The Maestrale RS strives to be a no-compromise backcountry boot for the freeride skier who wants control and precision at speed on wide skis, without paying any penalty in weight or stride while touring. I do not think the Maestrale RS is intended to be a crossover boot per se, but if you have bindings that are compatible with the SCARPA’s heavily rockered sole, the Maestrale RS will be up to the task.
The Maestrale RS is an updated version of the original, now-two-season-old orange Maestrale. The RS features a Nylon shell, as opposed to the original’s Pebax shell. This new material choice makes the boot much more laterally rigid and also yields less shell deformation in the lower, making it effectively stiffer on snow. The RS also includes a stiffer tongue, which matches the increased performance of the shell nicely.
The Maestrale RS comes in at an attractive ~1,550g weight. That is weight-competitive with the new Dynafit Vulcan and Mercury, and is actually a shade lighter than the original Maestrale.
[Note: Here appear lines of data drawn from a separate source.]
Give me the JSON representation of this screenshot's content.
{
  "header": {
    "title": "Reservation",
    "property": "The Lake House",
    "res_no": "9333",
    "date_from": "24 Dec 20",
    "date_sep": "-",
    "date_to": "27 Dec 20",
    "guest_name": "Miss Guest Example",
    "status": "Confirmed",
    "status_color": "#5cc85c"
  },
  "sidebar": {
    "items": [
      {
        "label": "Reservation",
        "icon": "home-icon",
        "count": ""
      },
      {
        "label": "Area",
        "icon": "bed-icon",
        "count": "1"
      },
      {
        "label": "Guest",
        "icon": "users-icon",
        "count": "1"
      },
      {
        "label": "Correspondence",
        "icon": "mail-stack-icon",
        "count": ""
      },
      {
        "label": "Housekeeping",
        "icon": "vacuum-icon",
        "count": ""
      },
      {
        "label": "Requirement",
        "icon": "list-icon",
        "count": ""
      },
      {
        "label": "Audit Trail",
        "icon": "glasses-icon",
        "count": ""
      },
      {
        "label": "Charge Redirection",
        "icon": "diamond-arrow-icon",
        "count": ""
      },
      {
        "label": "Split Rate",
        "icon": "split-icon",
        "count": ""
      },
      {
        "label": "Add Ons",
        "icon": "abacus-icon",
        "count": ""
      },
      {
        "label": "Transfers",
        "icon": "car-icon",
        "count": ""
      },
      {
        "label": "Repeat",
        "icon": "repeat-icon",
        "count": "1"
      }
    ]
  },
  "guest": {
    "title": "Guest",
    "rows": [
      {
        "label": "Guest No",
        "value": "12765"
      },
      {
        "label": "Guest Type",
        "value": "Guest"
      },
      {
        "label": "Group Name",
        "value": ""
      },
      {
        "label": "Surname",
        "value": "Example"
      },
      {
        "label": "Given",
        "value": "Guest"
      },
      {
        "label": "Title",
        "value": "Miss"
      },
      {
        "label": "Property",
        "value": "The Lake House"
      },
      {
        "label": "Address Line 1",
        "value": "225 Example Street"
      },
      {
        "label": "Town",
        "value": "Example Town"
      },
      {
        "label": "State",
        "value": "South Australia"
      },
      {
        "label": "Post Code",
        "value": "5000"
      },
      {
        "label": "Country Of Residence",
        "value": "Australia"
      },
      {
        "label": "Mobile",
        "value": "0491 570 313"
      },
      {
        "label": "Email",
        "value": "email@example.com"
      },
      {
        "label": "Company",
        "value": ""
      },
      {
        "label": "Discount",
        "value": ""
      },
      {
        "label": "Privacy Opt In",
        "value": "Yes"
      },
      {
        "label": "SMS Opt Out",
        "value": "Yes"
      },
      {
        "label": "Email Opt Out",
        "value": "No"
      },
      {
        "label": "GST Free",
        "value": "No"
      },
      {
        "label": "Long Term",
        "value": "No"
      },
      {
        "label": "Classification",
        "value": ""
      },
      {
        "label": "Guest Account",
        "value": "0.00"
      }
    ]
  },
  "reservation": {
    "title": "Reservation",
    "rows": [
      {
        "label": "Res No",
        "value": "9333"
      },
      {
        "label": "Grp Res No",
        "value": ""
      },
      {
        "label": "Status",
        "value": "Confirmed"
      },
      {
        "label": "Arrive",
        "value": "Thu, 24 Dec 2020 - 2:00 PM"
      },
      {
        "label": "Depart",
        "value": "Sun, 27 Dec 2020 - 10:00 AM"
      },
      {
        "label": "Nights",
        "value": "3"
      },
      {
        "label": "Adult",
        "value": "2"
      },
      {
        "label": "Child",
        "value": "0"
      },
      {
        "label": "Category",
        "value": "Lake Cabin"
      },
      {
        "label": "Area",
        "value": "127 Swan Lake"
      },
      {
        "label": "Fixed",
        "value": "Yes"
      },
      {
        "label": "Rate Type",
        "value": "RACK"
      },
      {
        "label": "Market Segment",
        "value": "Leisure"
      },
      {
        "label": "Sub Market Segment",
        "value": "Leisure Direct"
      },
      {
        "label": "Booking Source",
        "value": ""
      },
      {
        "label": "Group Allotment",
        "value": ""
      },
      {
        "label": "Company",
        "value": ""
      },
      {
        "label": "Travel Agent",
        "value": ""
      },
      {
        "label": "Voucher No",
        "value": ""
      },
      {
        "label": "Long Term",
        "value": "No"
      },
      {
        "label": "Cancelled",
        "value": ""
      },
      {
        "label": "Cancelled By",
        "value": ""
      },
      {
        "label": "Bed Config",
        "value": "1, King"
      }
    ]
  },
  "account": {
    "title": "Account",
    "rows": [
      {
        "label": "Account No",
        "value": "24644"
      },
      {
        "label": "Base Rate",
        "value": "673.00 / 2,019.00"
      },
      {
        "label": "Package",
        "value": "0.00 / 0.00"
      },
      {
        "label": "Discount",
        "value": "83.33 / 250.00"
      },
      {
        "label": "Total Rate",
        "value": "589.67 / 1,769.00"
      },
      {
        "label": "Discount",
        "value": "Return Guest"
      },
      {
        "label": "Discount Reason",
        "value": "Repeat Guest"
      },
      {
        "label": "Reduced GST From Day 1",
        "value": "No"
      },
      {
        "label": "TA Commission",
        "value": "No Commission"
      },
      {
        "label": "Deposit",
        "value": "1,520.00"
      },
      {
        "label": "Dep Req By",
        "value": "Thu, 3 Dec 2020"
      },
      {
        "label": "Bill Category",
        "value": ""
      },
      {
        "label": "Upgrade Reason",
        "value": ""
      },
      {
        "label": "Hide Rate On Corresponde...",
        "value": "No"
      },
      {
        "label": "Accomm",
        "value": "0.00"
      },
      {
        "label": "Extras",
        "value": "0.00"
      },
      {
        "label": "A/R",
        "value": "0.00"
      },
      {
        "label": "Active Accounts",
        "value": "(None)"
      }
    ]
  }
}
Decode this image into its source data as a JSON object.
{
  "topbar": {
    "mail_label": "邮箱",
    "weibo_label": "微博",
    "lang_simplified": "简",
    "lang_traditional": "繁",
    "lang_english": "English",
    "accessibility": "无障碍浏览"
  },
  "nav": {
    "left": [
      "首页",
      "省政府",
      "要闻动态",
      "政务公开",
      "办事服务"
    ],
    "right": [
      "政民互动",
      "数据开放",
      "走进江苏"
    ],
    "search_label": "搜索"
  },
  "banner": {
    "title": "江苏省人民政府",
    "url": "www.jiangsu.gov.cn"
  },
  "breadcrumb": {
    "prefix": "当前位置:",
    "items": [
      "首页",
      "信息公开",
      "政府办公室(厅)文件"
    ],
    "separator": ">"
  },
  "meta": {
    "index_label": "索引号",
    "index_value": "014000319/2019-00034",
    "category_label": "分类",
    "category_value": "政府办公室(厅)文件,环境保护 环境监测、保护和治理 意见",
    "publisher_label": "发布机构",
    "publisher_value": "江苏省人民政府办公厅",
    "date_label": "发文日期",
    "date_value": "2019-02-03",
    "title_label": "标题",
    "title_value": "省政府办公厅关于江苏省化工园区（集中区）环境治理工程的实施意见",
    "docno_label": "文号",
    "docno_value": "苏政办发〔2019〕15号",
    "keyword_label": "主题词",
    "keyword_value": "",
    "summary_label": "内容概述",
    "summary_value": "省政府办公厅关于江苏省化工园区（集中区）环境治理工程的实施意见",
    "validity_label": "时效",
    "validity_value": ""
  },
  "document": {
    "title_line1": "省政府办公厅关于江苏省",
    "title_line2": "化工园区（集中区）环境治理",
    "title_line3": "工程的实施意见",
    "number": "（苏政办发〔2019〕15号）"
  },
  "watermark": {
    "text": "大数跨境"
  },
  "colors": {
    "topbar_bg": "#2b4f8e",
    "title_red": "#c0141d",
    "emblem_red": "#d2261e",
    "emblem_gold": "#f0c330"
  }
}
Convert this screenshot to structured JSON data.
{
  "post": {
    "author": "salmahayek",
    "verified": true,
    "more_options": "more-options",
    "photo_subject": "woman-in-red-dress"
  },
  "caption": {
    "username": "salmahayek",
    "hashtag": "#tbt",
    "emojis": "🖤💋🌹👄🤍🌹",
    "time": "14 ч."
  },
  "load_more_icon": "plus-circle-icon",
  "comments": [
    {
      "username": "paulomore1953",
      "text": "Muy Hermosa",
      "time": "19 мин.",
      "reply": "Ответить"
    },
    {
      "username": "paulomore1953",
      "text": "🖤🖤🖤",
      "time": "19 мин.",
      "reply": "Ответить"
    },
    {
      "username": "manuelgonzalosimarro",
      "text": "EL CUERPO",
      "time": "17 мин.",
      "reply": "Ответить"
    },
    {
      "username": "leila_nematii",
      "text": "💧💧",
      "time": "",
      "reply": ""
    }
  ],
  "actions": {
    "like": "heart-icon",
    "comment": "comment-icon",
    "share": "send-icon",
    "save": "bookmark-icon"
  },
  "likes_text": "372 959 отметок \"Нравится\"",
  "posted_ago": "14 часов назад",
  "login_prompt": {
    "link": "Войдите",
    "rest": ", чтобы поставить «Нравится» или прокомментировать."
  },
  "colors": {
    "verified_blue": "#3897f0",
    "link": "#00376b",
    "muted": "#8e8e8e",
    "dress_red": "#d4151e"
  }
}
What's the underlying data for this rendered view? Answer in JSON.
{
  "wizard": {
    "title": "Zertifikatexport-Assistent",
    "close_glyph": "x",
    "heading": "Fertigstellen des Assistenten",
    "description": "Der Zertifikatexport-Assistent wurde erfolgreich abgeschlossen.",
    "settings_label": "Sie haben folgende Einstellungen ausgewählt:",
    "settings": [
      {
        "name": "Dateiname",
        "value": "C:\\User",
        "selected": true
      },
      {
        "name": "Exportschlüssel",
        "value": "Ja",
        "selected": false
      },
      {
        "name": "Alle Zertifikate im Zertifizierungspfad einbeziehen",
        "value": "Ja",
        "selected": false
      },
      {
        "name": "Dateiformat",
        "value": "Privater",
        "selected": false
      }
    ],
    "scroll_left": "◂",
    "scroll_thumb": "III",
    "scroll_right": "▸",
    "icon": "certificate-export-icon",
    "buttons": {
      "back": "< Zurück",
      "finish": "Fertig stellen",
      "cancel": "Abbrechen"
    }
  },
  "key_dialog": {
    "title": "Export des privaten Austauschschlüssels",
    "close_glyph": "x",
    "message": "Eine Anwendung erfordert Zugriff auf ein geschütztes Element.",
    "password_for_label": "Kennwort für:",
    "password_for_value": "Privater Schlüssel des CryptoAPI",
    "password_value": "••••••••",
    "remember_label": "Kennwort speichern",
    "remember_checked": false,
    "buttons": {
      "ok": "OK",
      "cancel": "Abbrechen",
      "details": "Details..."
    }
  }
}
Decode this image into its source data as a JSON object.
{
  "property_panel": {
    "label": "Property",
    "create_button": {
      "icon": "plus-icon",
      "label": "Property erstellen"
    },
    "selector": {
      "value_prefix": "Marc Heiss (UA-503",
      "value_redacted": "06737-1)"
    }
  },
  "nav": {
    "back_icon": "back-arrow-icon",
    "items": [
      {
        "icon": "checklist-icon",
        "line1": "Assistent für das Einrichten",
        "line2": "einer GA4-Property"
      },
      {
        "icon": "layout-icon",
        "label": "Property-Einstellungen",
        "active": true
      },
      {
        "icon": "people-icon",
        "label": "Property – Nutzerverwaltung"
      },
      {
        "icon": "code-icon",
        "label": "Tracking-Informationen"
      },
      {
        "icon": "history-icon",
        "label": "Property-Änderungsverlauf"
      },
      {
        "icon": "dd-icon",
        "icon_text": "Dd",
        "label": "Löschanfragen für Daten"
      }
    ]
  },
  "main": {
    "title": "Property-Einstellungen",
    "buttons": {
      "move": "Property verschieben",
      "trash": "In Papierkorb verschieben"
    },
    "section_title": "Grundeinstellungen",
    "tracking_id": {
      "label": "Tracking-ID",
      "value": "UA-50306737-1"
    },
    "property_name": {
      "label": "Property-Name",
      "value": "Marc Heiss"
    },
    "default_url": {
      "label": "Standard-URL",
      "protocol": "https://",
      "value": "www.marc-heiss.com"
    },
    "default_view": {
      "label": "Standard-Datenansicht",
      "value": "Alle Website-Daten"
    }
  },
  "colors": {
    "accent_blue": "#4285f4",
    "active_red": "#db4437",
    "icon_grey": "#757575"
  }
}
Neither of the Maestrale boots nor the Dynafit Vulcan nor Mercury boots have replaceable toe and heel blocks. If you count grams, this is likely not important to you, but if you like to switch between alpine and AT bindings, or replace the boot soles regularly when they are smoked from scrambling on rocks, replaceable soles do add about 200 grams to the system’s weight. The Cochise Pro Light boot comes in 180g heavier, but does have replaceable soles.
I, for one, really appreciate that SCARPA includes an Intuition Pro Tour liner with this boot. They are light, warm, heat moldable, and match the shell nicely. That said, I did need to put “L-pads” around the ankle of the liner to get adequate heel hold. Should you feel heel-lift, that would be my first suggestion. (You might also be interested in reading my Intuition Liners review.)
The fit of the boot itself is very comfortable out of the box, which typically is worrisome, and often indicative of a boot that’s too big. But in this case, the initial fit is deceptively precise. The original Maestrale was roundly praised for skiing much better than its soft flex might indicate, due to a precise shape that gave the skier more control over the skis than they otherwise would in a stiffer but less anatomical shell.
The RS offers nice closure on the front fold of the ankle and lower tibia, decent heel hold, and a nicely shaped toe-box that will fit most feet without issue. I don’t really have much to say here, SCARPA really did their homework on the anatomy, and the Maestrale RS will fit most feet straight out of the box. I would compare the overall shape of the Maestrale to some of the top-selling alpine boots out there, such as a Lange RX. A very nice fit that will work with most feet.
I do think that the side-pivoting tongue arrangement is a bit finicky, and it takes a little practice to figure out how to fold the upper buckle out of the way, pivot the tongue, and then put it all back together…but it works. No harm, no foul. But expect a learning curve.